◆ **What you should do**: Within the records below, filter for lines carrying the word "headline" and copy them.

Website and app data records
——

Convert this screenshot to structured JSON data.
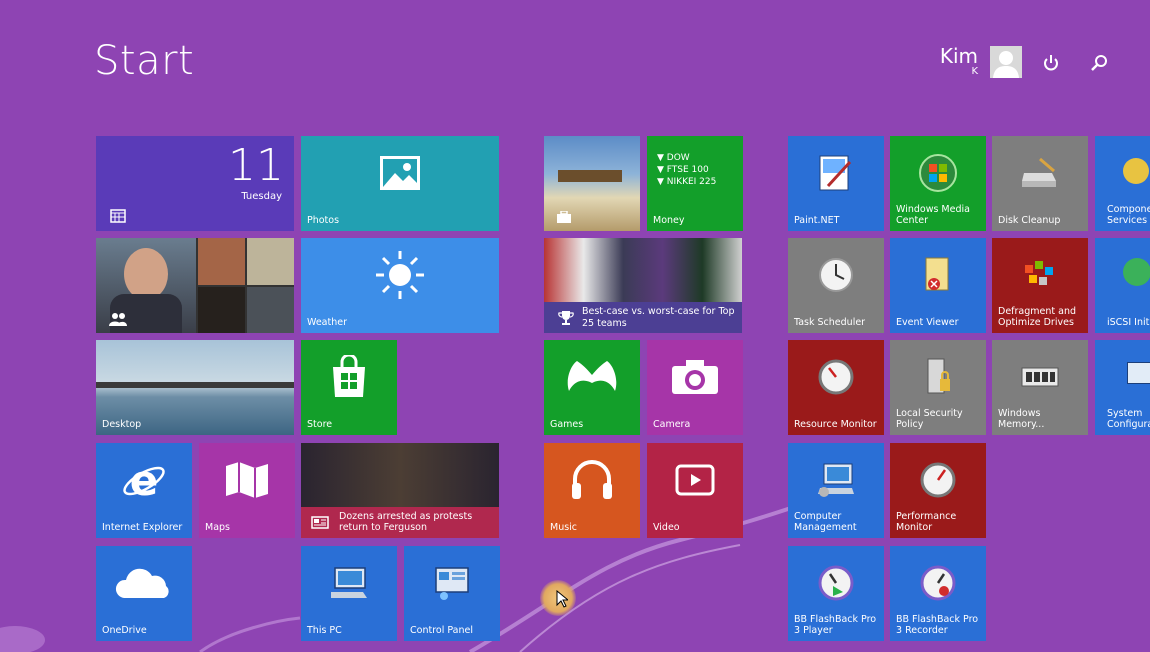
{
  "screen": {
    "title": "Start"
  },
  "user": {
    "name": "Kim",
    "sub": "K"
  },
  "tiles": {
    "calendar": {
      "date": "11",
      "day": "Tuesday"
    },
    "photos": "Photos",
    "money": {
      "label": "Money",
      "l1": "▼ DOW",
      "l2": "▼ FTSE 100",
      "l3": "▼ NIKKEI 225"
    },
    "weather": "Weather",
    "sports": {
      "headline": "Best-case vs. worst-case for Top 25 teams"
    },
    "desktop": "Desktop",
    "store": "Store",
    "games": "Games",
    "camera": "Camera",
    "ie": "Internet Explorer",
    "maps": "Maps",
    "news": {
      "headline": "Dozens arrested as protests return to Ferguson"
    },
    "music": "Music",
    "video": "Video",
    "onedrive": "OneDrive",
    "thispc": "This PC",
    "controlpanel": "Control Panel",
    "paintnet": "Paint.NET",
    "wmc": "Windows Media Center",
    "diskcleanup": "Disk Cleanup",
    "componentservices": "Component Services",
    "taskscheduler": "Task Scheduler",
    "eventviewer": "Event Viewer",
    "defrag": "Defragment and Optimize Drives",
    "iscsi": "iSCSI Initiator",
    "resourcemonitor": "Resource Monitor",
    "localsecurity": "Local Security Policy",
    "winmemory": "Windows Memory...",
    "sysconfig": "System Configuration",
    "computermgmt": "Computer Management",
    "perfmonitor": "Performance Monitor",
    "bbplayer": "BB FlashBack Pro 3 Player",
    "bbrecorder": "BB FlashBack Pro 3 Recorder"
  },
  "colors": {
    "background": "#8e44b3",
    "blue": "#2a6fd6",
    "green": "#139f2a",
    "magenta": "#a635a8",
    "teal": "#22a0b2",
    "red": "#9a1a1a",
    "gray": "#7e7e7e",
    "orange": "#d6561f"
  }
}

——

◆ **Solution for this problem**:
      "headline": "Best-case vs. worst-case for Top 25 teams"
      "headline": "Dozens arrested as protests return to Ferguson"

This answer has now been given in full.